YOUR TASK
Which lines run from the one containing "Enumerate this screenshot's" through the end of the material? Reproduce them exactly.

- - -

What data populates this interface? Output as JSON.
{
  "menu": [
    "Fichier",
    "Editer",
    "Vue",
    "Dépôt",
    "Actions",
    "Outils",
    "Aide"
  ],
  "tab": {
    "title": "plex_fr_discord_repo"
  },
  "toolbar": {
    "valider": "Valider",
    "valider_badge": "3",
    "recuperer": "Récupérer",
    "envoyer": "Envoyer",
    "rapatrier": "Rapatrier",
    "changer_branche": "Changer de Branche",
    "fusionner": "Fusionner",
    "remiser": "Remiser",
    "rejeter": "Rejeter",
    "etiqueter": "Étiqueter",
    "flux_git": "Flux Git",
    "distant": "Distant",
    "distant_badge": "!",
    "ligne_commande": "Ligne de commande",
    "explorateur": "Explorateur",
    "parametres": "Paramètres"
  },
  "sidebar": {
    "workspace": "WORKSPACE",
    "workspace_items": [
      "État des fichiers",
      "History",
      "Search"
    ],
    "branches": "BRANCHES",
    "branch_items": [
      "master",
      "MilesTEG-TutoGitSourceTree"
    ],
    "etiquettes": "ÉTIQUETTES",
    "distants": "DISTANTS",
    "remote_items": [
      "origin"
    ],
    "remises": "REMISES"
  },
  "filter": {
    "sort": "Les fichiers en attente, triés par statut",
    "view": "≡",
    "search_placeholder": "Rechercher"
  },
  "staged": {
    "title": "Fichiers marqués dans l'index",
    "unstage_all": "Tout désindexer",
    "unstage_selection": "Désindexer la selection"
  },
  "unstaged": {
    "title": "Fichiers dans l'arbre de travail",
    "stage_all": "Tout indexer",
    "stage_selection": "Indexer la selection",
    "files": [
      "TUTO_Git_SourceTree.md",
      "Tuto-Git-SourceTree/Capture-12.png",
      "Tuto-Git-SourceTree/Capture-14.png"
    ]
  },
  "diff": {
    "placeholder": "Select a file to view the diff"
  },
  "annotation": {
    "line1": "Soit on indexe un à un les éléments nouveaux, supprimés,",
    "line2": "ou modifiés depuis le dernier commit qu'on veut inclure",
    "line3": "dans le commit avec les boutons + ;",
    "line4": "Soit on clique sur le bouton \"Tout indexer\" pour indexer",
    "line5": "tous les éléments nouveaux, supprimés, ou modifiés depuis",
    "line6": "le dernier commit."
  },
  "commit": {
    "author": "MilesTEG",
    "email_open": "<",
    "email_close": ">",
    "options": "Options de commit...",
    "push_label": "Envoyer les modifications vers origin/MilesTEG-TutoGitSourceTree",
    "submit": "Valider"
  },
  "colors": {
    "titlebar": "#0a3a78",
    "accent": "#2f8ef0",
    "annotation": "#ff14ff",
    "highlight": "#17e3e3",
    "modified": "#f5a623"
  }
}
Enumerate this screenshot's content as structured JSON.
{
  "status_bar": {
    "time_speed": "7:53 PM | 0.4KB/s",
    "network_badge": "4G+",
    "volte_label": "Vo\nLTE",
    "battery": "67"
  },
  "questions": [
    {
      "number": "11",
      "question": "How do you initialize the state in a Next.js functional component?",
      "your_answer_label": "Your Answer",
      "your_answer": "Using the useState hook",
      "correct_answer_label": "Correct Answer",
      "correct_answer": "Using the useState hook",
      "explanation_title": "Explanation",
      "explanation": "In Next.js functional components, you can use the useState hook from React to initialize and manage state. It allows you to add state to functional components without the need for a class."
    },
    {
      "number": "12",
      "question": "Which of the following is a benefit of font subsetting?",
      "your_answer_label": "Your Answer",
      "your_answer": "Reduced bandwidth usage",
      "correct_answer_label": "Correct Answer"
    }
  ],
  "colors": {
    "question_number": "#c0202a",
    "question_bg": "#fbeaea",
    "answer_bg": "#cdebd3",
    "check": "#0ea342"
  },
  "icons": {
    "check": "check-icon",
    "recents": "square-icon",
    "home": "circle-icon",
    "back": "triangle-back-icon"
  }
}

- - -

ANSWER AREA
Enumerate this screenshot's content as structured JSON.
{
  "status_bar": {
    "time_speed": "7:53 PM | 0.4KB/s",
    "network_badge": "4G+",
    "volte_label": "Vo\nLTE",
    "battery": "67"
  },
  "questions": [
    {
      "number": "11",
      "question": "How do you initialize the state in a Next.js functional component?",
      "your_answer_label": "Your Answer",
      "your_answer": "Using the useState hook",
      "correct_answer_label": "Correct Answer",
      "correct_answer": "Using the useState hook",
      "explanation_title": "Explanation",
      "explanation": "In Next.js functional components, you can use the useState hook from React to initialize and manage state. It allows you to add state to functional components without the need for a class."
    },
    {
      "number": "12",
      "question": "Which of the following is a benefit of font subsetting?",
      "your_answer_label": "Your Answer",
      "your_answer": "Reduced bandwidth usage",
      "correct_answer_label": "Correct Answer"
    }
  ],
  "colors": {
    "question_number": "#c0202a",
    "question_bg": "#fbeaea",
    "answer_bg": "#cdebd3",
    "check": "#0ea342"
  },
  "icons": {
    "check": "check-icon",
    "recents": "square-icon",
    "home": "circle-icon",
    "back": "triangle-back-icon"
  }
}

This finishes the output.